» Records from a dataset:
Segment Open

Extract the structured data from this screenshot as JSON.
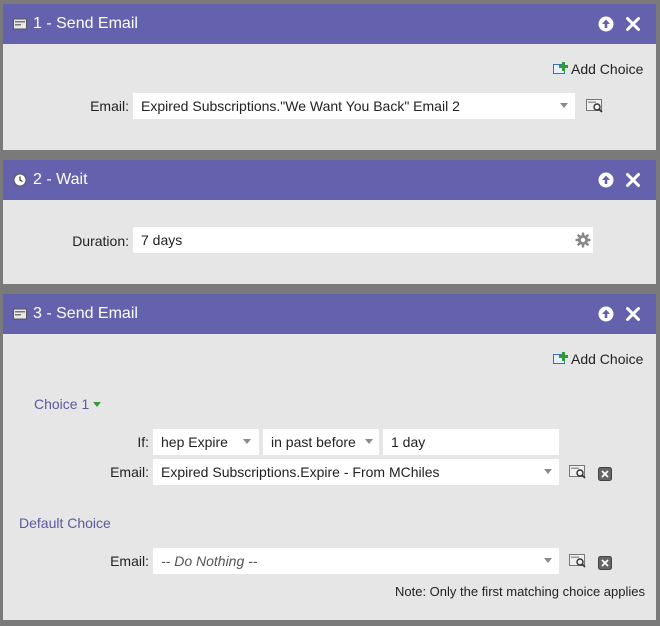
{
  "steps": [
    {
      "title": "1 - Send Email",
      "header_icon": "email-icon",
      "add_choice_label": "Add Choice",
      "email_label": "Email:",
      "email_value": "Expired Subscriptions.\"We Want You Back\" Email 2"
    },
    {
      "title": "2 - Wait",
      "header_icon": "clock-icon",
      "duration_label": "Duration:",
      "duration_value": "7 days"
    },
    {
      "title": "3 - Send Email",
      "header_icon": "email-icon",
      "add_choice_label": "Add Choice",
      "choice1": {
        "title": "Choice 1",
        "if_label": "If:",
        "if_field": "hep Expire",
        "if_operator": "in past before",
        "if_value": "1 day",
        "email_label": "Email:",
        "email_value": "Expired Subscriptions.Expire - From MChiles"
      },
      "default_choice": {
        "title": "Default Choice",
        "email_label": "Email:",
        "email_value": "-- Do Nothing --"
      },
      "note": "Note: Only the first matching choice applies"
    }
  ],
  "colors": {
    "header": "#6461ad",
    "panel": "#e6e6e6",
    "link": "#5a5aa0"
  }
}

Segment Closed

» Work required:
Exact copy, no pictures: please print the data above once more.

» Task solution:
Extract the structured data from this screenshot as JSON.
{
  "steps": [
    {
      "title": "1 - Send Email",
      "header_icon": "email-icon",
      "add_choice_label": "Add Choice",
      "email_label": "Email:",
      "email_value": "Expired Subscriptions.\"We Want You Back\" Email 2"
    },
    {
      "title": "2 - Wait",
      "header_icon": "clock-icon",
      "duration_label": "Duration:",
      "duration_value": "7 days"
    },
    {
      "title": "3 - Send Email",
      "header_icon": "email-icon",
      "add_choice_label": "Add Choice",
      "choice1": {
        "title": "Choice 1",
        "if_label": "If:",
        "if_field": "hep Expire",
        "if_operator": "in past before",
        "if_value": "1 day",
        "email_label": "Email:",
        "email_value": "Expired Subscriptions.Expire - From MChiles"
      },
      "default_choice": {
        "title": "Default Choice",
        "email_label": "Email:",
        "email_value": "-- Do Nothing --"
      },
      "note": "Note: Only the first matching choice applies"
    }
  ],
  "colors": {
    "header": "#6461ad",
    "panel": "#e6e6e6",
    "link": "#5a5aa0"
  }
}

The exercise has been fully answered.